Compost tea might not seem like a hot commodity, but to Ed Neff it could reduce the destruction of the rainforests. Ed is convinced that compost tea is such a powerful fertilizer and natural pesticide that farmers throughout the world could use it to revitalize depleted soils, improve crop yields, reduce pesticide use, and reduce the need for cutting down trees to open up new farmland. Ed and a partner developed a technology for making compost tea and started a company to bring it first to U.S. growers, garden centers, and home gardeners. The next step will be to help farmers in third world countries earn a living -- and keep their land productive -- with compost tea.
An entrepreneur at heart, when Ed gets interested in something, he jumps in with both feet and a long-term plan. He had started two previous companies - one that automated the manufacturing of leaded glass windows, and another that produced self-improvement tapes. As he edged closer to sixty, he wanted to turn his efforts toward something that made a real difference. He had grown medicinal herbs for years -- more than a hundred different types -- and when he learned that compost tea has the potential of improving the health of the soil and plants the way herbs can improve the health of the body, he was hooked.

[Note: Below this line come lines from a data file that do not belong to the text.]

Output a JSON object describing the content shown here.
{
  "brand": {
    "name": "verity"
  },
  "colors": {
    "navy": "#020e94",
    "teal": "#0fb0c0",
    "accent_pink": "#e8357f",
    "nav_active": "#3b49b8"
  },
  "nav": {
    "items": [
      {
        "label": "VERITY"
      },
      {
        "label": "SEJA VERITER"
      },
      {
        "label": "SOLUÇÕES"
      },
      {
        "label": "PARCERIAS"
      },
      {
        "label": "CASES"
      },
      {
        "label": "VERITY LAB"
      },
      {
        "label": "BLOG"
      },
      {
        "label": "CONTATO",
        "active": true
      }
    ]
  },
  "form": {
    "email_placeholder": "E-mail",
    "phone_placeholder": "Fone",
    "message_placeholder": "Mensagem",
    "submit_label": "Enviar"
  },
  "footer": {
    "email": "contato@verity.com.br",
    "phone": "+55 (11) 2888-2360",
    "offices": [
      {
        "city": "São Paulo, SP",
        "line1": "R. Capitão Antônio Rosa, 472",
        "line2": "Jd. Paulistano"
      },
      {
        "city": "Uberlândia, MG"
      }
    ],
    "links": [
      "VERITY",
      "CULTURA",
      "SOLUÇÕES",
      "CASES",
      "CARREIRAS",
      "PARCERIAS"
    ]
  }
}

The SoilSoup system uses only vermicompost (worm compost) that's been tested for human pathogens. Other types of manure-based compost can contain disease-causing organisms that can quickly multiply in the process of making tea if there is insufficient oxygen. For this reason, the SoilSoup system (like some other commercial compost tea-making systems) keeps the solution full of oxygen and at the optimum temperature. This also promotes the rapid growth of beneficial organisms that have demonstrated the ability to help plants fight off fungi and other diseases.
"With this technology, we could teach people in third world countries how to create a sustainable lifestyle and live on their own without depending on outside aid," says Ed. "We hope to work with nonprofits to help people in these countries get set up in business."
Ed's daughter, Jessica, was the first member of the company (and family) to put this idea into action. She recently served in the Peace Corps in Nicaragua, teaching people -- among other things -- about the value of compost tea and how to make it. She helped farmers make worm bins, and they would then make compost tea in a large unit called a SoilSoup Kitchen. Farmers would come in and fill up their backpack sprayers with the tea to spray on their crops. Jessica especially impressed the local people by going into nearby bat caves and harvesting guano, which she mixed with sugar cane to supply food for the compost microbes.
Ed will have to wait on the guano harvesting for now. He's busy testing SoilSoup Kitchens in 150 garden centers around the U.S. Gardeners can come in with an empty jug and leave with it full of compost tea to spray on their soil and plants. Portable models are also available that enable gardeners to make the tea at home with worm castings, a molasses and kelp mixture, and a brewer that provides the ideal environment. SoilSoup and some other companies that make compost tea have formed a nonprofit organization to be a clearinghouse for information about compost teas and promote research and development. For more information, visit: http://www.composttea.org. To learn more about SoilSoup, visit: http://www.soilsoup.com .